As most of you do, I use the thin highlight pens to color my charts. This time, I learned something from it. Whenever I came across the type of three row border that consisted of adjoining X's, I went from top to bottom skipping the two threads between each. Well, DAH! When I was coloring this time, I realized that the X was not the pattern, a diagonal row was easier, quicker, and a much neater back. Why it came to me this time and never before is anyone's guess. It still baffles my menobrain that these slants create an X!! I would be lost without doing this to my multi color rows and it certainly helps define the pattern before I even start stitching.
Back to the hankies. Just wanted to share what I've done over the years with the more special pieces. First off, mom's friends that shared her life received a hanky in a note thanking them for their help and condolences after the funeral. The newer ones were donated to the nursing home and they brought on many smiles.
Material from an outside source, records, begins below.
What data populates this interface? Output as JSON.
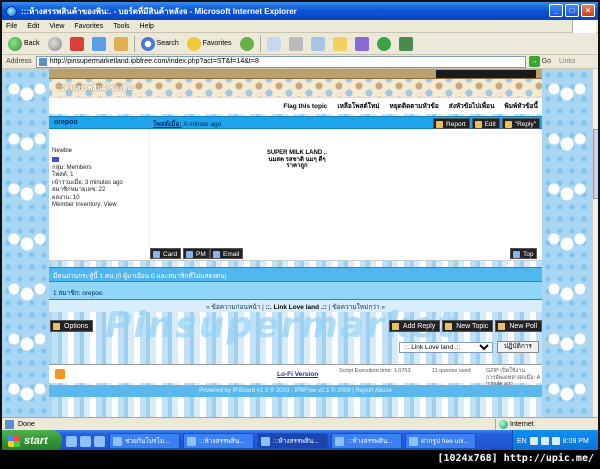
{
  "window": {
    "title": ":::ห้างสรรพสินค้าของพิน:. - บอร์ดที่มีสินค้าหลังจ - Microsoft Internet Explorer",
    "controls": [
      "_",
      "□",
      "×"
    ]
  },
  "menubar": {
    "items": [
      "File",
      "Edit",
      "View",
      "Favorites",
      "Tools",
      "Help"
    ]
  },
  "toolbar": {
    "back": "Back",
    "search": "Search",
    "favorites": "Favorites"
  },
  "address": {
    "label": "Address",
    "url": "http://pinsupermarketland.ipbfree.com/index.php?act=ST&f=14&t=8",
    "go": "Go",
    "links": "Links"
  },
  "forum": {
    "header_title": ":::ห้างสรรพสินค้าของพิน:",
    "topic_actions": [
      "Flag this topic",
      "เหลือโพสต์ใหม่",
      "หยุดติดตามหัวข้อ",
      "ส่งหัวข้อไปเพื่อน",
      "พิมพ์หัวข้อนี้"
    ],
    "post": {
      "author": "orepoo",
      "time_label": "โพสต์เมื่อ:",
      "time_value": "A minute ago",
      "buttons": [
        "Report",
        "Edit",
        "\"Reply\""
      ],
      "user_rank": "Newbie",
      "user_info": [
        "กลุ่ม: Members",
        "โพสต์: 1",
        "เข้าร่วมเมื่อ: 3 minutes ago",
        "สมาชิกหมายเลข: 22",
        "ผลงาน: 10",
        "Member Inventory: View"
      ],
      "message_lines": [
        "SUPER MILK LAND ..",
        "นมสด รสชาติ นมๆ ดีๆ",
        "ราคาถูก"
      ],
      "footer_buttons": [
        "Card",
        "PM",
        "Email"
      ],
      "top_button": "Top"
    },
    "readers_summary": "มีคนอ่านกระทู้นี้ 1 คน (0 ผู้มาเยือน 0 และสมาชิกที่ไม่แสดงตน)",
    "readers_list": "1 สมาชิก: orepoo",
    "nav": {
      "prev": "« ข้อความก่อนหน้า",
      "current": "::. Link Love land .::",
      "next": "ข้อความใหม่กว่า »"
    },
    "options_button": "Options",
    "bottom_buttons": [
      "Add Reply",
      "New Topic",
      "New Poll"
    ],
    "watermark": "Pinsupermarket",
    "jump": {
      "selected": "::. Link Love land .::",
      "go": "ปฏิบัติการ"
    },
    "stats": {
      "lofi": "Lo-Fi Version",
      "exec_time": "Script Execution time: 1.0763",
      "queries": "11 queries used",
      "gzip": "GZIP เปิดใช้งาน",
      "last_update": "การอัพเดทล่าสุดเมื่อ: A minute ago"
    },
    "copyright": "Powered by IP.Board v1.3 © 2003 - IPBFree v2.1 © 2009 | Report Abuse"
  },
  "statusbar": {
    "text": "Done",
    "zone": "Internet"
  },
  "taskbar": {
    "start": "start",
    "tasks": [
      "ช่วยกันโปรโม...",
      ":::ห้างสรรพสิน...",
      ":::ห้างสรรพสิน...",
      ":::ห้างสรรพสิน...",
      "ฝากรูป free unl..."
    ],
    "lang": "EN",
    "clock": "8:09 PM"
  },
  "overlay": "[1024x768] http://upic.me/",
  "colors": {
    "accent": "#1fa3ea",
    "title_bar": "#0a56d6",
    "taskbar": "#245edc",
    "start": "#2f8f2f"
  }
}
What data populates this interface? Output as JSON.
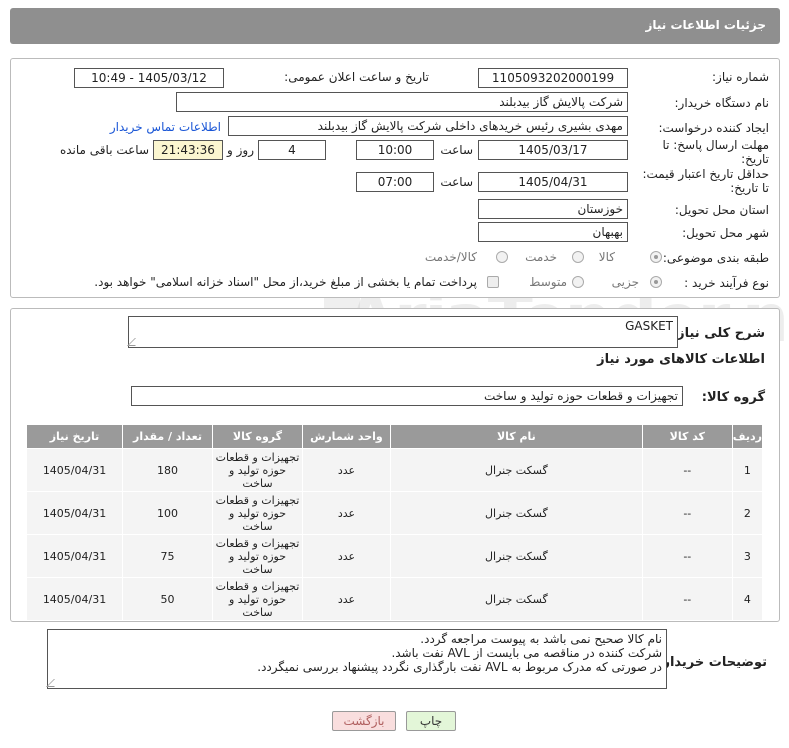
{
  "header": {
    "title": "جزئیات اطلاعات نیاز"
  },
  "form": {
    "need_number_label": "شماره نیاز:",
    "need_number": "1105093202000199",
    "announce_label": "تاریخ و ساعت اعلان عمومی:",
    "announce_value": "1405/03/12 - 10:49",
    "buyer_org_label": "نام دستگاه خریدار:",
    "buyer_org": "شرکت پالایش گاز بیدبلند",
    "creator_label": "ایجاد کننده درخواست:",
    "creator": "مهدی بشیری رئیس خریدهای داخلی شرکت پالایش گاز بیدبلند",
    "buyer_contact_link": "اطلاعات تماس خریدار",
    "deadline_label": "مهلت ارسال پاسخ: تا تاریخ:",
    "deadline_date": "1405/03/17",
    "time_label": "ساعت",
    "deadline_time": "10:00",
    "days_count": "4",
    "days_label": "روز و",
    "remaining_time": "21:43:36",
    "remaining_label": "ساعت باقی مانده",
    "validity_label": "حداقل تاریخ اعتبار قیمت: تا تاریخ:",
    "validity_date": "1405/04/31",
    "validity_time": "07:00",
    "province_label": "استان محل تحویل:",
    "province": "خوزستان",
    "city_label": "شهر محل تحویل:",
    "city": "بهبهان",
    "category_label": "طبقه بندی موضوعی:",
    "category_options": [
      "کالا",
      "خدمت",
      "کالا/خدمت"
    ],
    "process_label": "نوع فرآیند خرید :",
    "process_options": [
      "جزیی",
      "متوسط"
    ],
    "payment_note": "پرداخت تمام یا بخشی از مبلغ خرید،از محل \"اسناد خزانه اسلامی\" خواهد بود."
  },
  "summary": {
    "label": "شرح کلی نیاز:",
    "value": "GASKET",
    "goods_info_title": "اطلاعات کالاهای مورد نیاز",
    "goods_group_label": "گروه کالا:",
    "goods_group": "تجهیزات و قطعات حوزه تولید و ساخت"
  },
  "table": {
    "headers": [
      "ردیف",
      "کد کالا",
      "نام کالا",
      "واحد شمارش",
      "گروه کالا",
      "تعداد / مقدار",
      "تاریخ نیاز"
    ],
    "rows": [
      {
        "idx": "1",
        "code": "--",
        "name": "گسکت جنرال",
        "unit": "عدد",
        "group": "تجهیزات و قطعات حوزه تولید و ساخت",
        "qty": "180",
        "date": "1405/04/31"
      },
      {
        "idx": "2",
        "code": "--",
        "name": "گسکت جنرال",
        "unit": "عدد",
        "group": "تجهیزات و قطعات حوزه تولید و ساخت",
        "qty": "100",
        "date": "1405/04/31"
      },
      {
        "idx": "3",
        "code": "--",
        "name": "گسکت جنرال",
        "unit": "عدد",
        "group": "تجهیزات و قطعات حوزه تولید و ساخت",
        "qty": "75",
        "date": "1405/04/31"
      },
      {
        "idx": "4",
        "code": "--",
        "name": "گسکت جنرال",
        "unit": "عدد",
        "group": "تجهیزات و قطعات حوزه تولید و ساخت",
        "qty": "50",
        "date": "1405/04/31"
      }
    ]
  },
  "notes": {
    "label": "توضیحات خریدار:",
    "line1": "نام کالا صحیح نمی باشد به پیوست مراجعه گردد.",
    "line2": "شرکت کننده در مناقصه می بایست از AVL نفت باشد.",
    "line3": "در صورتی که مدرک مربوط به AVL نفت بارگذاری نگردد پیشنهاد بررسی نمیگردد."
  },
  "buttons": {
    "print": "چاپ",
    "back": "بازگشت"
  },
  "watermark": "AriaTender.net",
  "colors": {
    "header_bg": "#8f8f8f",
    "link": "#1a56d6",
    "print_bg": "#e3f6d8",
    "back_bg": "#f9dede",
    "back_text": "#b06060"
  }
}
When mom first moved in with us and we teased her about the number of hankies, I stuffed them in the center, tied them up and created a hanky Christmas tree for her. We also made sachets for our drawers with lavender.
Scoop lavender or potpourri into the center (or make little muslin bags), pull the center of the sides in first, then the corners, tie and voila.
They make sweet little favors for a party too. What I used to make and sell many years ago, is the hanky envelope sachet. I made muslin inserts to fit and lie flat. They're pretty without anything inside too, and so easy to make. All you need is an iron. You can insert a special handwritten note to your loved one, or one from them. A little stitch can hold them together, or the temporary glue stick for quilting. Here's a sampling of some.
Most need to be lined with another plain hanky, paper, or a piece of muslin. You can see the difference in these two. Pressing these for the photos made me want to start selling them again.
Just fold the sides in and overlap, then the bottom flap up, and fold the top over. Envelope! Using paper as the lining helps them lay nicely in a basket or stand against a vase. Using fusible interfacing helps but it will never be a hanky again. That's my lessons for today! But you already knew all this didn't you? But did you know you can also cut corners off fancy napkins and embroidered pieces, sew into a square, and make an envelope from almost anything? You did? Well, there has to be someone out there that didn't because it was unknown to my sister.
Have a great day! Thanks for visiting!